Input for this task:
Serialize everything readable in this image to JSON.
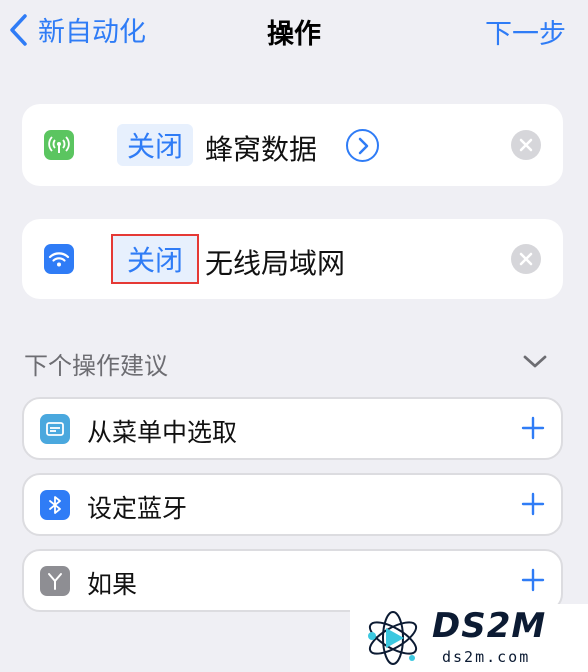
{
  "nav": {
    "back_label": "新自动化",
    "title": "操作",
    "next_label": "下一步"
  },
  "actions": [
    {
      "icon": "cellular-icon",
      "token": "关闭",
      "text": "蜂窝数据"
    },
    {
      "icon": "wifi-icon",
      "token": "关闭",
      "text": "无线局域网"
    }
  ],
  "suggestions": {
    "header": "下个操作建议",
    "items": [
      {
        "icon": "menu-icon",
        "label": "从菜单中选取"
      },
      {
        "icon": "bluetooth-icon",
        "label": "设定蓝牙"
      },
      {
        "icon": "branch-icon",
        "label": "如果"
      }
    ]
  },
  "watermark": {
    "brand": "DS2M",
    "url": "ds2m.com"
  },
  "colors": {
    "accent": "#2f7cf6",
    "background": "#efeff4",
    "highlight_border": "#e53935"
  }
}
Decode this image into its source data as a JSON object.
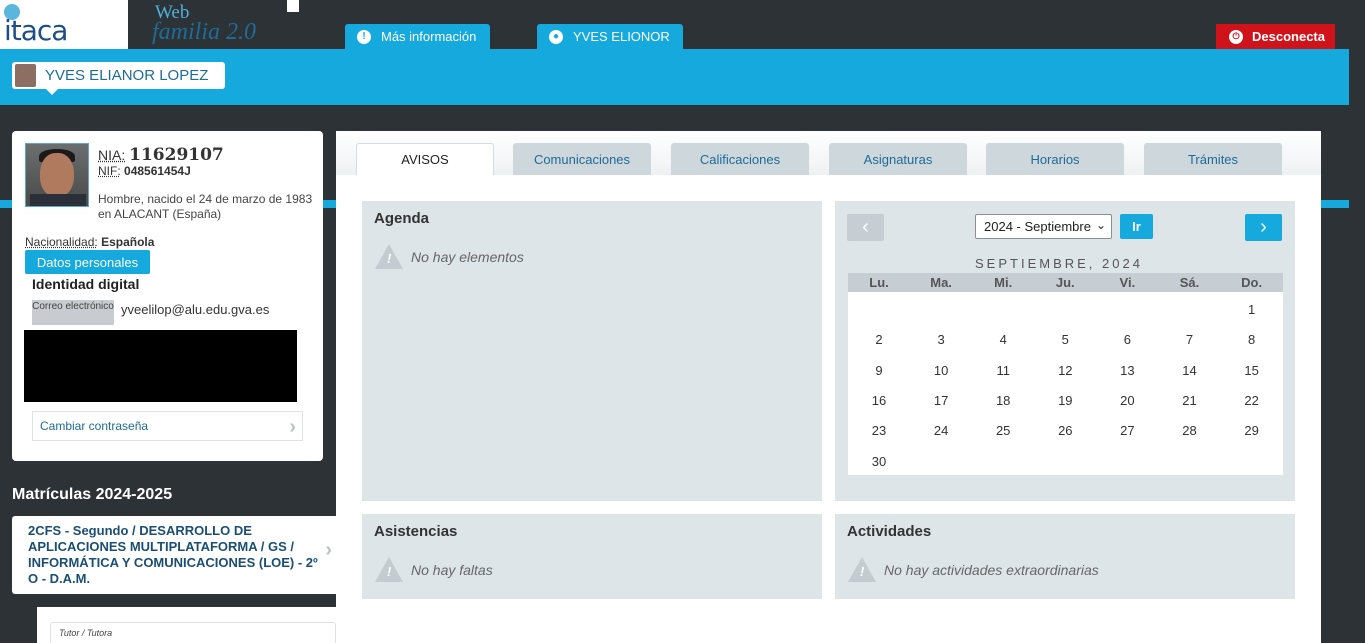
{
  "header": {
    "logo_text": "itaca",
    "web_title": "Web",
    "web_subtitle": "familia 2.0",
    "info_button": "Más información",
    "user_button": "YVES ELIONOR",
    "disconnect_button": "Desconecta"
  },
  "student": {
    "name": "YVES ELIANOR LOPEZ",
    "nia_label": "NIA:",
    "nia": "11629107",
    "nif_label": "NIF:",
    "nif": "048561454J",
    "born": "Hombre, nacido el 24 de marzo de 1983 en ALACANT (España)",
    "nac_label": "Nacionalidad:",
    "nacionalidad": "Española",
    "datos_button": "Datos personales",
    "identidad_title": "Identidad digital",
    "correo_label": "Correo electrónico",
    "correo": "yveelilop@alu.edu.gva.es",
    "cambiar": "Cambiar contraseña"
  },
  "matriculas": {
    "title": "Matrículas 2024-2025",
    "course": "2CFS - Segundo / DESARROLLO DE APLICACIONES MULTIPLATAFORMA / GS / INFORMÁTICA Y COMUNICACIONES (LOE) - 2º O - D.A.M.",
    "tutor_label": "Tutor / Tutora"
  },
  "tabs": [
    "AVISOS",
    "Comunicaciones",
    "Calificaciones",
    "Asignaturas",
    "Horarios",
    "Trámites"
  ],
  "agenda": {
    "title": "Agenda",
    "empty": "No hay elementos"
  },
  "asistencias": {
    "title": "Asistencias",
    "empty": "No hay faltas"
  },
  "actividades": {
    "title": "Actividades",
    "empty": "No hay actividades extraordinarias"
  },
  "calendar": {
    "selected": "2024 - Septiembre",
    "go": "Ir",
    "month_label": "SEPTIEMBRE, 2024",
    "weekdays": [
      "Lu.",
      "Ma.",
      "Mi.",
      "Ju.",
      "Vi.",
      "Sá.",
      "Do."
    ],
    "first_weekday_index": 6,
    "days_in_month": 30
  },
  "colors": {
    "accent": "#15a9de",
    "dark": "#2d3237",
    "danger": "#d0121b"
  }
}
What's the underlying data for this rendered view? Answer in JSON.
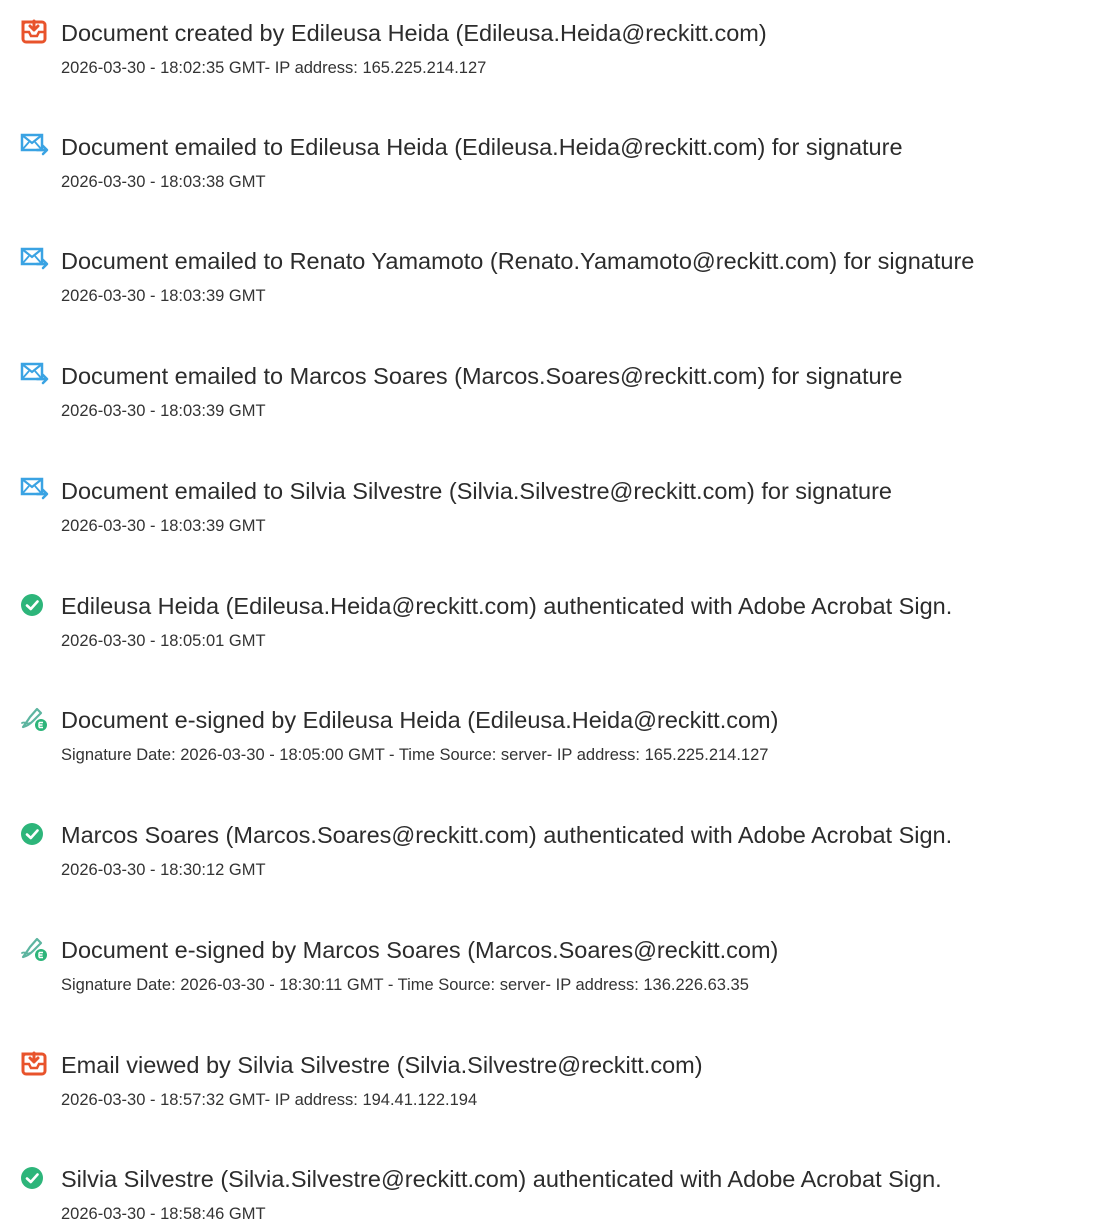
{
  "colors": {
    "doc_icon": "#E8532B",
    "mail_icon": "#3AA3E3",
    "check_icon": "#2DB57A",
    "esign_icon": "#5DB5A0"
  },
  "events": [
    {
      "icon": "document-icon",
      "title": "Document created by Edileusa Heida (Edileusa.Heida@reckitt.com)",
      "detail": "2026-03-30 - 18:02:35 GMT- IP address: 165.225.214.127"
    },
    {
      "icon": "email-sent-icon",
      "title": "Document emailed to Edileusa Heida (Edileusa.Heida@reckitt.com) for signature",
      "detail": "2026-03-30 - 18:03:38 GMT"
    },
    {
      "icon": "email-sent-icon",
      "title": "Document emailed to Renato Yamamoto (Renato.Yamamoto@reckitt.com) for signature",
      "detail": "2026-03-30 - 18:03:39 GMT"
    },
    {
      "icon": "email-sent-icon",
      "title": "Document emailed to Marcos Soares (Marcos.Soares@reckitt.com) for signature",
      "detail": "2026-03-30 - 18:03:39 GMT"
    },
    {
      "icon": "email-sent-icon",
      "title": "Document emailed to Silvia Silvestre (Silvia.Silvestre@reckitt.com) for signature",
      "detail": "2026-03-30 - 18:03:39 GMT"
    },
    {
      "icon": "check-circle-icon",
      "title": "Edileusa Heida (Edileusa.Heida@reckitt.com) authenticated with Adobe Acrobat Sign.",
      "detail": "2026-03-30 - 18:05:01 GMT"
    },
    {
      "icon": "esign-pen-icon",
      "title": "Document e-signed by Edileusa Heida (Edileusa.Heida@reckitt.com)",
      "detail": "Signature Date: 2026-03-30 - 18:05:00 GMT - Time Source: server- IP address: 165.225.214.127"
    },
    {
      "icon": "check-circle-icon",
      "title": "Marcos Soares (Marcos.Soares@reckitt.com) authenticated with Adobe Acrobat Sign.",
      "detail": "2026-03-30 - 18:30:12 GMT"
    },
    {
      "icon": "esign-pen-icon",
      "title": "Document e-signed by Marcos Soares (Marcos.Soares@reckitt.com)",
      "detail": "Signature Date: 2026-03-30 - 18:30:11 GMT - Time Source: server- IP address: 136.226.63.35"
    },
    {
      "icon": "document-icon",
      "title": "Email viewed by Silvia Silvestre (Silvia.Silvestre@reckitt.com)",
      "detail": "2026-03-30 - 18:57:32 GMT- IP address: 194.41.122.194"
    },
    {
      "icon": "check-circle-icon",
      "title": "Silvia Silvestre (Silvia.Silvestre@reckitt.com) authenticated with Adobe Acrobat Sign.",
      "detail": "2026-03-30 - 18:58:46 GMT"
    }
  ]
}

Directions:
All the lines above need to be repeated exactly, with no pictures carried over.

Your solution:
Serialize everything readable in this image to JSON.
{
  "nav": {
    "back_label": "新自动化",
    "title": "操作",
    "next_label": "下一步"
  },
  "actions": [
    {
      "icon": "cellular-icon",
      "token": "关闭",
      "text": "蜂窝数据"
    },
    {
      "icon": "wifi-icon",
      "token": "关闭",
      "text": "无线局域网"
    }
  ],
  "suggestions": {
    "header": "下个操作建议",
    "items": [
      {
        "icon": "menu-icon",
        "label": "从菜单中选取"
      },
      {
        "icon": "bluetooth-icon",
        "label": "设定蓝牙"
      },
      {
        "icon": "branch-icon",
        "label": "如果"
      }
    ]
  },
  "watermark": {
    "brand": "DS2M",
    "url": "ds2m.com"
  },
  "colors": {
    "accent": "#2f7cf6",
    "background": "#efeff4",
    "highlight_border": "#e53935"
  }
}
Decode this image into its source data as a JSON object.
{
  "header": {
    "logo_text": "itaca",
    "web_title": "Web",
    "web_subtitle": "familia 2.0",
    "info_button": "Más información",
    "user_button": "YVES ELIONOR",
    "disconnect_button": "Desconecta"
  },
  "student": {
    "name": "YVES ELIANOR LOPEZ",
    "nia_label": "NIA:",
    "nia": "11629107",
    "nif_label": "NIF:",
    "nif": "048561454J",
    "born": "Hombre, nacido el 24 de marzo de 1983 en ALACANT (España)",
    "nac_label": "Nacionalidad:",
    "nacionalidad": "Española",
    "datos_button": "Datos personales",
    "identidad_title": "Identidad digital",
    "correo_label": "Correo electrónico",
    "correo": "yveelilop@alu.edu.gva.es",
    "cambiar": "Cambiar contraseña"
  },
  "matriculas": {
    "title": "Matrículas 2024-2025",
    "course": "2CFS - Segundo / DESARROLLO DE APLICACIONES MULTIPLATAFORMA / GS / INFORMÁTICA Y COMUNICACIONES (LOE) - 2º O - D.A.M.",
    "tutor_label": "Tutor / Tutora"
  },
  "tabs": [
    "AVISOS",
    "Comunicaciones",
    "Calificaciones",
    "Asignaturas",
    "Horarios",
    "Trámites"
  ],
  "agenda": {
    "title": "Agenda",
    "empty": "No hay elementos"
  },
  "asistencias": {
    "title": "Asistencias",
    "empty": "No hay faltas"
  },
  "actividades": {
    "title": "Actividades",
    "empty": "No hay actividades extraordinarias"
  },
  "calendar": {
    "selected": "2024 - Septiembre",
    "go": "Ir",
    "month_label": "SEPTIEMBRE, 2024",
    "weekdays": [
      "Lu.",
      "Ma.",
      "Mi.",
      "Ju.",
      "Vi.",
      "Sá.",
      "Do."
    ],
    "first_weekday_index": 6,
    "days_in_month": 30
  },
  "colors": {
    "accent": "#15a9de",
    "dark": "#2d3237",
    "danger": "#d0121b"
  }
}
What's the underlying data for this rendered view? Answer in JSON.
{
  "colors": {
    "doc_icon": "#E8532B",
    "mail_icon": "#3AA3E3",
    "check_icon": "#2DB57A",
    "esign_icon": "#5DB5A0"
  },
  "events": [
    {
      "icon": "document-icon",
      "title": "Document created by Edileusa Heida (Edileusa.Heida@reckitt.com)",
      "detail": "2026-03-30 - 18:02:35 GMT- IP address: 165.225.214.127"
    },
    {
      "icon": "email-sent-icon",
      "title": "Document emailed to Edileusa Heida (Edileusa.Heida@reckitt.com) for signature",
      "detail": "2026-03-30 - 18:03:38 GMT"
    },
    {
      "icon": "email-sent-icon",
      "title": "Document emailed to Renato Yamamoto (Renato.Yamamoto@reckitt.com) for signature",
      "detail": "2026-03-30 - 18:03:39 GMT"
    },
    {
      "icon": "email-sent-icon",
      "title": "Document emailed to Marcos Soares (Marcos.Soares@reckitt.com) for signature",
      "detail": "2026-03-30 - 18:03:39 GMT"
    },
    {
      "icon": "email-sent-icon",
      "title": "Document emailed to Silvia Silvestre (Silvia.Silvestre@reckitt.com) for signature",
      "detail": "2026-03-30 - 18:03:39 GMT"
    },
    {
      "icon": "check-circle-icon",
      "title": "Edileusa Heida (Edileusa.Heida@reckitt.com) authenticated with Adobe Acrobat Sign.",
      "detail": "2026-03-30 - 18:05:01 GMT"
    },
    {
      "icon": "esign-pen-icon",
      "title": "Document e-signed by Edileusa Heida (Edileusa.Heida@reckitt.com)",
      "detail": "Signature Date: 2026-03-30 - 18:05:00 GMT - Time Source: server- IP address: 165.225.214.127"
    },
    {
      "icon": "check-circle-icon",
      "title": "Marcos Soares (Marcos.Soares@reckitt.com) authenticated with Adobe Acrobat Sign.",
      "detail": "2026-03-30 - 18:30:12 GMT"
    },
    {
      "icon": "esign-pen-icon",
      "title": "Document e-signed by Marcos Soares (Marcos.Soares@reckitt.com)",
      "detail": "Signature Date: 2026-03-30 - 18:30:11 GMT - Time Source: server- IP address: 136.226.63.35"
    },
    {
      "icon": "document-icon",
      "title": "Email viewed by Silvia Silvestre (Silvia.Silvestre@reckitt.com)",
      "detail": "2026-03-30 - 18:57:32 GMT- IP address: 194.41.122.194"
    },
    {
      "icon": "check-circle-icon",
      "title": "Silvia Silvestre (Silvia.Silvestre@reckitt.com) authenticated with Adobe Acrobat Sign.",
      "detail": "2026-03-30 - 18:58:46 GMT"
    }
  ]
}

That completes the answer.